Take each line of the records below that contains the string "Trader" and copy it.
── Data supplied
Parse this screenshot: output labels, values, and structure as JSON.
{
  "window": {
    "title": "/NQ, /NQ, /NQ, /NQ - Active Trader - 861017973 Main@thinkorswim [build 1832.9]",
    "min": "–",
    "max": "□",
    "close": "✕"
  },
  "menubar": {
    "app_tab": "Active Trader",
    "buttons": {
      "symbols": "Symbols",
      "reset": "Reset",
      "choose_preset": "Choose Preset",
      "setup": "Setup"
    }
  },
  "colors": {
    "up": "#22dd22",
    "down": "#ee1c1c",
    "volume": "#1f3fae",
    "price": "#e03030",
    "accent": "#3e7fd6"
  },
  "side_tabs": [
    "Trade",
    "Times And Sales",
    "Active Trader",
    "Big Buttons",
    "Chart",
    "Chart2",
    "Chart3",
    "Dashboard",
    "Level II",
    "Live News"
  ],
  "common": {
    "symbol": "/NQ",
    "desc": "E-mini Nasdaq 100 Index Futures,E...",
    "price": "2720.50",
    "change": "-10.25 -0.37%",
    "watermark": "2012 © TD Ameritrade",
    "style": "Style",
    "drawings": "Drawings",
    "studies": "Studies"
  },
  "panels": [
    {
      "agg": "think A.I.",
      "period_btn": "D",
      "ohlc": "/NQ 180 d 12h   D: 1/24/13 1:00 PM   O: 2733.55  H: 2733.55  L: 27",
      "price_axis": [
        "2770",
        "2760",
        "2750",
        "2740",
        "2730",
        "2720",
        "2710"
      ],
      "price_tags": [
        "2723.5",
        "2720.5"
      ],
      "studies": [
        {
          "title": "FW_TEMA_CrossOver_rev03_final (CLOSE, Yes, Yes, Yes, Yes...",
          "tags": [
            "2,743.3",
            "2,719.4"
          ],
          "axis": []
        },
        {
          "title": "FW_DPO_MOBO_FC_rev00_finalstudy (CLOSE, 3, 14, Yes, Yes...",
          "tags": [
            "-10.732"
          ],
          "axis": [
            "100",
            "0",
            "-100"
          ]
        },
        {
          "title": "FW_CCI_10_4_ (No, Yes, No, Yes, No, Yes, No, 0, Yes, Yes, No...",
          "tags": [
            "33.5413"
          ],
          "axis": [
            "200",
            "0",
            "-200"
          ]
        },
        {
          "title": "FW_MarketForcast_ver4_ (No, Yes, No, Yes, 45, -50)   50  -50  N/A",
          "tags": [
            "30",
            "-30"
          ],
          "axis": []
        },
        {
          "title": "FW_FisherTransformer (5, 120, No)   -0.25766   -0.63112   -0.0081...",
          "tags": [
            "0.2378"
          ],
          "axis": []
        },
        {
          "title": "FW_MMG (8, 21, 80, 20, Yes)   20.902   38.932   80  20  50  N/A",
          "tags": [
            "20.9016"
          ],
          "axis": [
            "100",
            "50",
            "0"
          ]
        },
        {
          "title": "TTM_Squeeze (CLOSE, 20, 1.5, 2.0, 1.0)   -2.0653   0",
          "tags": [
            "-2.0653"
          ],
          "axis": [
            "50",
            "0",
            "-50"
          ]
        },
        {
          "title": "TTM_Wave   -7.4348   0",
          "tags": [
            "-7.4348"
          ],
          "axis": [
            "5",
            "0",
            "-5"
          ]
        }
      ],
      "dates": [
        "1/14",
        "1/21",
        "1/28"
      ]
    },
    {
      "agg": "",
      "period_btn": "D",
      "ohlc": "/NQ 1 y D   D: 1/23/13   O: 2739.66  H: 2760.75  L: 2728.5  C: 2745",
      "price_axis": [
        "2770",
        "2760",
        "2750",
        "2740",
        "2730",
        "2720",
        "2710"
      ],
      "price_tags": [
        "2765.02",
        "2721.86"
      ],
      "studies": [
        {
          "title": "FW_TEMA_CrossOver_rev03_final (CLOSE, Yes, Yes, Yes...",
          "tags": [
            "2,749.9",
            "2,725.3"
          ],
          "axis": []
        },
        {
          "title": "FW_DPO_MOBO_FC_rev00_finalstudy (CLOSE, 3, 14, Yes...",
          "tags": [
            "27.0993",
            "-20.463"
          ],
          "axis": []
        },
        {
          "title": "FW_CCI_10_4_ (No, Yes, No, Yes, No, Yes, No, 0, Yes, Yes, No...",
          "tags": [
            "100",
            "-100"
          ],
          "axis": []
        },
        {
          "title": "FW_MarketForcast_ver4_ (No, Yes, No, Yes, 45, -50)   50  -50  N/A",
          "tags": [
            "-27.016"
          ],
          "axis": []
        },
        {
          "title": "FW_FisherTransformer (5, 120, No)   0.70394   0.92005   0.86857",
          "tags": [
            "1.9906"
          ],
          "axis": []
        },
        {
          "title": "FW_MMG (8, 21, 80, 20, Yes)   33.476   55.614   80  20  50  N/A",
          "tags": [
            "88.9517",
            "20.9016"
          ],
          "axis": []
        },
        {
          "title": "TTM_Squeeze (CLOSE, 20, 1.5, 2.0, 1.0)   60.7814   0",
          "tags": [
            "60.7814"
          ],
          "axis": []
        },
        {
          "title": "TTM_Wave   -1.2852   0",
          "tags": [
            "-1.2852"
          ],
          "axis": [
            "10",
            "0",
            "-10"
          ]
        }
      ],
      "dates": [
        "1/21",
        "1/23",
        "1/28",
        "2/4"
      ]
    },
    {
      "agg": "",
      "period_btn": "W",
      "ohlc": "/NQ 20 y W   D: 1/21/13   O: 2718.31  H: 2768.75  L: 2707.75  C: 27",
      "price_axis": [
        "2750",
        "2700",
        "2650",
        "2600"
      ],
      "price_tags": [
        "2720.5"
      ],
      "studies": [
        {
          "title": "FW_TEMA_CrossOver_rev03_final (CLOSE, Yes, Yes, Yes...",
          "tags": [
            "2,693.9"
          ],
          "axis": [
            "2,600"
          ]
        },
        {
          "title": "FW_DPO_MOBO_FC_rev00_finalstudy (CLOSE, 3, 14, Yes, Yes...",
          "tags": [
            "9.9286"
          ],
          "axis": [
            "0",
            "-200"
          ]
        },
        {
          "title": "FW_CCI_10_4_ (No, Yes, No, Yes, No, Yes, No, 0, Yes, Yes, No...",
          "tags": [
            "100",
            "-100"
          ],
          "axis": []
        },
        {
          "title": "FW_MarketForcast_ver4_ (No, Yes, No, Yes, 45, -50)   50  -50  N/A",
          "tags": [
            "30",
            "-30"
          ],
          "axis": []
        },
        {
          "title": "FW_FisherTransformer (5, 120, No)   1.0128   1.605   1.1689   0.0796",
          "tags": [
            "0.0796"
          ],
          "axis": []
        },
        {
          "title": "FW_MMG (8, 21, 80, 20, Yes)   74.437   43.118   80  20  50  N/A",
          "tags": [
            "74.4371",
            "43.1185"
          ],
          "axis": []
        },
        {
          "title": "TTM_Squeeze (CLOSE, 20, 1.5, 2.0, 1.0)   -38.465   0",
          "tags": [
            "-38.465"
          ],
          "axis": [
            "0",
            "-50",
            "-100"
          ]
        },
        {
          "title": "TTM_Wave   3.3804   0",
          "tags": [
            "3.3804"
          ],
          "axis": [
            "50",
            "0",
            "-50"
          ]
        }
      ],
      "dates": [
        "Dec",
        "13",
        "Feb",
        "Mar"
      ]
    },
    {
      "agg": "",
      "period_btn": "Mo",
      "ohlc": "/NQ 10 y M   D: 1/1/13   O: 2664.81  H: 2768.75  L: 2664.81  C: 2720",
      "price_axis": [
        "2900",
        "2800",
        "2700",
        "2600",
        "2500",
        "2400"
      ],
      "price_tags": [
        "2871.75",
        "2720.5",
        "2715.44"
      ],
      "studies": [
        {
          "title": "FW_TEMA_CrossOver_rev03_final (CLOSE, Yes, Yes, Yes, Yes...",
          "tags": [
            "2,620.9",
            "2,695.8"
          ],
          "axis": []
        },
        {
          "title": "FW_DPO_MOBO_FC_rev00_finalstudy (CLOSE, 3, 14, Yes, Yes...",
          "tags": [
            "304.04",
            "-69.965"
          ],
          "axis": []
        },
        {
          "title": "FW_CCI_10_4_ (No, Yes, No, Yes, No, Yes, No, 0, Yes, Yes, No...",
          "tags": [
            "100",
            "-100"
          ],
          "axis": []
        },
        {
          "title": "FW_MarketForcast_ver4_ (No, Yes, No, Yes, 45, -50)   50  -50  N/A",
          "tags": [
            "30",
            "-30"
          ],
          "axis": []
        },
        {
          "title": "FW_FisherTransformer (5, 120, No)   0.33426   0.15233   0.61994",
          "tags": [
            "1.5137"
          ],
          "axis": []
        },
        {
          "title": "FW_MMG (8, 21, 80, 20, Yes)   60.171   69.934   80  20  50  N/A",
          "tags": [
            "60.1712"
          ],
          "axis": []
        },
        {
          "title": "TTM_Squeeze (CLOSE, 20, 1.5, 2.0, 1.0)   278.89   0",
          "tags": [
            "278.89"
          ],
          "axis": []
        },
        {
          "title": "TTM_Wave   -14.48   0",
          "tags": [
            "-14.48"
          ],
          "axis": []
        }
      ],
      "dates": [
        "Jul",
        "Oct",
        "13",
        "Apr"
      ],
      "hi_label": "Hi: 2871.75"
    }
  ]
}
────
■ Task output ■
    "title": "/NQ, /NQ, /NQ, /NQ - Active Trader - 861017973 Main@thinkorswim [build 1832.9]",
    "app_tab": "Active Trader",
    "Active Trader",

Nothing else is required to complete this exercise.